The precedents set by this movement became key for progressive arguments. Just as the Constitution could be transformed to permit moral reform on a grand scale, so it could justify federal control of the economy.
At the Federalist Society Convention I had a debate with my friend, Professor Robert George, on a famous quote by John Adams: “Our Constitution was made only for a moral and religious people. It is wholly inadequate to the government of any other.” In the next three posts, I will excerpt my speech. And then I will add a postscript on Washington’s Farewell Address. Here is the beginning:
John Adams famously said “Constitution was made only for a moral and religious people. It is wholly inadequate to the government of any other.” His claim assumes that we can afford to have the limited government created by the Constitution because the people are already possessed of an abundance of virtue—indeed crucially virtues fortified by religion. But the Constitution itself reflects a very different faith: that a people blessed with a constitution like our own are likely to develop the virtues of self-restraint and social trust needed in order to thrive.

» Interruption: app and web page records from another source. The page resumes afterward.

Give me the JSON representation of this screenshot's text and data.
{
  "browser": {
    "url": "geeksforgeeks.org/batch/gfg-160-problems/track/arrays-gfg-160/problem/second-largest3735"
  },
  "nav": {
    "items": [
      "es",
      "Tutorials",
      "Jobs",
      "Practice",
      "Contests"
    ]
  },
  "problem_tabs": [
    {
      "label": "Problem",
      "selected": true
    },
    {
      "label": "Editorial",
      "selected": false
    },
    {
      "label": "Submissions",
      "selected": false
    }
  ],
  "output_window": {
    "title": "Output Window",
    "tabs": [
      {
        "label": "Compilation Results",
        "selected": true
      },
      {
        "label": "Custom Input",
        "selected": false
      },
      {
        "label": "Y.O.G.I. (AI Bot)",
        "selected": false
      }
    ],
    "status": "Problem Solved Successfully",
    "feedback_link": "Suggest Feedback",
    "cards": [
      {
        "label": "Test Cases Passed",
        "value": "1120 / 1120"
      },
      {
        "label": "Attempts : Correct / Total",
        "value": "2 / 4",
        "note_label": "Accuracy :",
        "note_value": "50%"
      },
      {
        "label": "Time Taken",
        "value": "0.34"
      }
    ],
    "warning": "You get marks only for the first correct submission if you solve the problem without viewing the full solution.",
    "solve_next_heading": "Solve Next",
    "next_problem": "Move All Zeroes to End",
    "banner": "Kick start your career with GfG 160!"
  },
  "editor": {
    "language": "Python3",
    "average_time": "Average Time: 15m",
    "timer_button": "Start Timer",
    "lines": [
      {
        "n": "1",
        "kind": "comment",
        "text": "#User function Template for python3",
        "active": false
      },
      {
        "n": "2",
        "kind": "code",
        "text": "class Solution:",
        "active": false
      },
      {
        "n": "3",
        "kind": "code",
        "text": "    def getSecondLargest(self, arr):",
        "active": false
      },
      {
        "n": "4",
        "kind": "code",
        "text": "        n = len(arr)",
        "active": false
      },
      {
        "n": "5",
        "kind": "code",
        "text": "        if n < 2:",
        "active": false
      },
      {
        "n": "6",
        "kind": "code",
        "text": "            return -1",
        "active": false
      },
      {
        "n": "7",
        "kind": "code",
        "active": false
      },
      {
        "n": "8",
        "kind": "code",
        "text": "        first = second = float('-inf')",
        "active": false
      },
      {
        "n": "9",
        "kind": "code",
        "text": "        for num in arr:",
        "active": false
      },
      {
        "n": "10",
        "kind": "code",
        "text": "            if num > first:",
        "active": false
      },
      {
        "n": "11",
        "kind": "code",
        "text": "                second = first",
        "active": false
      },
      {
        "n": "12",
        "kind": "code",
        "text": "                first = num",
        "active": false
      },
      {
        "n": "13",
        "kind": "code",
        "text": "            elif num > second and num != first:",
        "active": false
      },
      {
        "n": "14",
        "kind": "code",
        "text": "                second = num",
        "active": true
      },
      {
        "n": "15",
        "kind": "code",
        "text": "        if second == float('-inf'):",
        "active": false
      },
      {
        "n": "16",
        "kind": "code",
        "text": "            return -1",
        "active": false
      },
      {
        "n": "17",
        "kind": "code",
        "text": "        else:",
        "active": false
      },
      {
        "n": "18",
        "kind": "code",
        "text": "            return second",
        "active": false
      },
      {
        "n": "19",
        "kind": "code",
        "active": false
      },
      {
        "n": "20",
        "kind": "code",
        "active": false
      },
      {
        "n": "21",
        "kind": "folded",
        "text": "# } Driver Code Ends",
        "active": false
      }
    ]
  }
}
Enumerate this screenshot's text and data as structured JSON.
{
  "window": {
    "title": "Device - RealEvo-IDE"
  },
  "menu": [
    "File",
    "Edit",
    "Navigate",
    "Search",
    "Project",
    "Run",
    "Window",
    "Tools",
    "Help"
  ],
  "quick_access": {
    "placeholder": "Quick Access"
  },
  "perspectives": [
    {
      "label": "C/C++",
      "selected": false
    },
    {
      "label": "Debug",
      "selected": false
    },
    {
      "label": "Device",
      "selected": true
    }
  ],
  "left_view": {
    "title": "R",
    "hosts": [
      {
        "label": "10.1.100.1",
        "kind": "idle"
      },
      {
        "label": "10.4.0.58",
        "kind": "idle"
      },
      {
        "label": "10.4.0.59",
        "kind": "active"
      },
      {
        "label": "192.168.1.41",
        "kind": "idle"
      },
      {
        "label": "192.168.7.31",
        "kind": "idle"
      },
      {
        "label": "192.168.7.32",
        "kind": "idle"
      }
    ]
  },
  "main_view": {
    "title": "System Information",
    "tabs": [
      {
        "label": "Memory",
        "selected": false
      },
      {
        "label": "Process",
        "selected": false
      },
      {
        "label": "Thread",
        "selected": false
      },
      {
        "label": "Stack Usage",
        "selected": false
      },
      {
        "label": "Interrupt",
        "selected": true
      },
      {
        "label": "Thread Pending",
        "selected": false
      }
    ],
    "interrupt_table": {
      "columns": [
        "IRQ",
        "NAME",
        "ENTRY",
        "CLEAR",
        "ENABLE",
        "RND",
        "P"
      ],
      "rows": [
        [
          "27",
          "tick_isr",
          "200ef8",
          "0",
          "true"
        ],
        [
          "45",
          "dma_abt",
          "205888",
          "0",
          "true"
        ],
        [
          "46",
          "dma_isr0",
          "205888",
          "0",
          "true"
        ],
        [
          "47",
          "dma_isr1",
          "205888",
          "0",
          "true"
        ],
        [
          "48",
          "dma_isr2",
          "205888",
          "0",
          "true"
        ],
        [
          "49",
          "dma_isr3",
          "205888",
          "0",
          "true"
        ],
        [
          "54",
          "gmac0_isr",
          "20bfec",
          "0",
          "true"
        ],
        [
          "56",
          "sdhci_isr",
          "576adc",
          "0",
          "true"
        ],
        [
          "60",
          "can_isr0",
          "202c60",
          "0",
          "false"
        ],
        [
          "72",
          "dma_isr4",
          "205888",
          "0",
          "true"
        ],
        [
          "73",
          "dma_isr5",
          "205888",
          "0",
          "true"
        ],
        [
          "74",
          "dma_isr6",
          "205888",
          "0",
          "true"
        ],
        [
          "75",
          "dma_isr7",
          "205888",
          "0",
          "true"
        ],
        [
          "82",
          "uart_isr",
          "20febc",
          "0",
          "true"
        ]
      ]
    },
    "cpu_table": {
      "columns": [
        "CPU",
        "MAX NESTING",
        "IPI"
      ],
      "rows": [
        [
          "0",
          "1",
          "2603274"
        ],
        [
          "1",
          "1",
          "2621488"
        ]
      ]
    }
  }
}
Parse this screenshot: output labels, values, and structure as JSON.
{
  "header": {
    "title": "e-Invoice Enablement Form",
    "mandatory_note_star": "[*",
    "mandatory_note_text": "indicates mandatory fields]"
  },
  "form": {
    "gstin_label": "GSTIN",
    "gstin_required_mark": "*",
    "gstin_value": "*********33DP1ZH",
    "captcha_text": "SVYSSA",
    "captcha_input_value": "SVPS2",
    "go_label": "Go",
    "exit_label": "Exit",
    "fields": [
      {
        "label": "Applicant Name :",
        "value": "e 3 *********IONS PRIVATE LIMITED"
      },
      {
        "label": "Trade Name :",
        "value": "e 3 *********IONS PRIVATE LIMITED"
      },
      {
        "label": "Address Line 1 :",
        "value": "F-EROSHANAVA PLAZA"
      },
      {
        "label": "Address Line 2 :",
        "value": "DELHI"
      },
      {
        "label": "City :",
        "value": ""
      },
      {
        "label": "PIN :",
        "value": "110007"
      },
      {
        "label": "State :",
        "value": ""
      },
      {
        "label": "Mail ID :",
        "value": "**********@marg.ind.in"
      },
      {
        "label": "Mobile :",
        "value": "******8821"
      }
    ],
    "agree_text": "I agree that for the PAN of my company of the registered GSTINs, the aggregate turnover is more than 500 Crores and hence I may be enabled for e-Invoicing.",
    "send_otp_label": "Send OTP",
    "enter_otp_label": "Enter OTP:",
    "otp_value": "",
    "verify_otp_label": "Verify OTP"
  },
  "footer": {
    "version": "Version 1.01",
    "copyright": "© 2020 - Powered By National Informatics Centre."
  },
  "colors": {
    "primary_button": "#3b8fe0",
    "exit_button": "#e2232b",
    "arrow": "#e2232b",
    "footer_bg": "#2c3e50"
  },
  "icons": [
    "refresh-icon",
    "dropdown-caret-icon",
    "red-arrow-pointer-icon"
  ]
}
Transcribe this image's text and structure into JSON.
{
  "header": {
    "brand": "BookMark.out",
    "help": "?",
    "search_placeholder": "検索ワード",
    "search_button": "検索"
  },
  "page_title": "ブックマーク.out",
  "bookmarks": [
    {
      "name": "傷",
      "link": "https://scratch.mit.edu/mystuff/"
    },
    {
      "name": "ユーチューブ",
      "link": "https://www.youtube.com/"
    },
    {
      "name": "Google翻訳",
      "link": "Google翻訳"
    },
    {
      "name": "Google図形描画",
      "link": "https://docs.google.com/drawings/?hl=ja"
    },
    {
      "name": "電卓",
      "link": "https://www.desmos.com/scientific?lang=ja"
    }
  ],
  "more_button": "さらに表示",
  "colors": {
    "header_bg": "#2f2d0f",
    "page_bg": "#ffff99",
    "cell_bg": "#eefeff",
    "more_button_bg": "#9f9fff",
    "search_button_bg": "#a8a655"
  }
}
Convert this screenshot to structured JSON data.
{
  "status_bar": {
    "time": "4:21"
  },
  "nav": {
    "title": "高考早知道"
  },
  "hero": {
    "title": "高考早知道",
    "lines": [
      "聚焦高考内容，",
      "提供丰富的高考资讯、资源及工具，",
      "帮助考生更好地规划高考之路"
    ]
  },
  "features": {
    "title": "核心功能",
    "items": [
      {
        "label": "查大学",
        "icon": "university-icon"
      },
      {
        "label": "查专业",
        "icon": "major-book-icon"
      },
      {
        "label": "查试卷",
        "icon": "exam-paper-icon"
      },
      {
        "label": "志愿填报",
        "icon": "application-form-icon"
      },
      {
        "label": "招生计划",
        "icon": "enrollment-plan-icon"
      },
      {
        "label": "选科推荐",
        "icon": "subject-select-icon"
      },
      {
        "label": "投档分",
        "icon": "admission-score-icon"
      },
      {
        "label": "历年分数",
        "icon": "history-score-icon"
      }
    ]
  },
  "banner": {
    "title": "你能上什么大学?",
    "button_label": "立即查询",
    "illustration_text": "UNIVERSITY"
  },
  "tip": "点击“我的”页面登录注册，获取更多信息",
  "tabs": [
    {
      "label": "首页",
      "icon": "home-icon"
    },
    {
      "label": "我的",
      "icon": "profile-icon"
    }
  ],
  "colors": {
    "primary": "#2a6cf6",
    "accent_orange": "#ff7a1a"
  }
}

Religion can certainly help actualize virtues but so can other kinds of culture and practices. And the Constitution is premised on the enlightenment view that its very design can create the necessary virtues for civic life from elements of human nature, including raw self-interest. The constitutional structure thus maintains itself and does not necessarily depend on any religious system.
We have actually contrived to invent a new kind of hypocrite. The old hypocrite, Tartuffe or Pecksniff, was a man whose aims were really worldly and practical, while he pretended that they were religious. The new hypocrite is one whose aims are really religious, while he pretends that they are worldly and practical.
G. K. Chesterton
A somewhat quixotic friend whom I’ll call Gus dropped by the other day to reprove me for recurring error. “Don’t take this wrong, Steve,” Gus said. “You know that you and I agree on a quite a few things. But I’m concerned. I have to object.”
“Object to what?” I asked.
“In your last book,” Gus explained, “and in a number of recent articles, and in a blog post just a day or so ago, you describe the current cultural conflict that is tearing up America as one between traditional ‘religion’ and a conflicting movement that you describe as ‘secular.’ ‘Secular egalitarianism,’ you sometimes call it.”
“Okay. And the problem is. . . ?”
“The problem is that this is a fundamental misdescription.”
The latest discussion on Liberty Law Talk is now available. In this podcast, I speak with John Witte of Emory Law School about his classic work From Sacrament to Contract: Marriage, Religion, and Law in the Western Tradition, which was recently reissued in a second edition. The podcast traces the book's invaluable account of the changing legal, social, religious, and political status of the institution of marriage beginning in the late Roman Empire and then considers the revolution in thought launched by the sacramentalization of marriage beginning in the early Catholic Church, which is then carried to completion in the…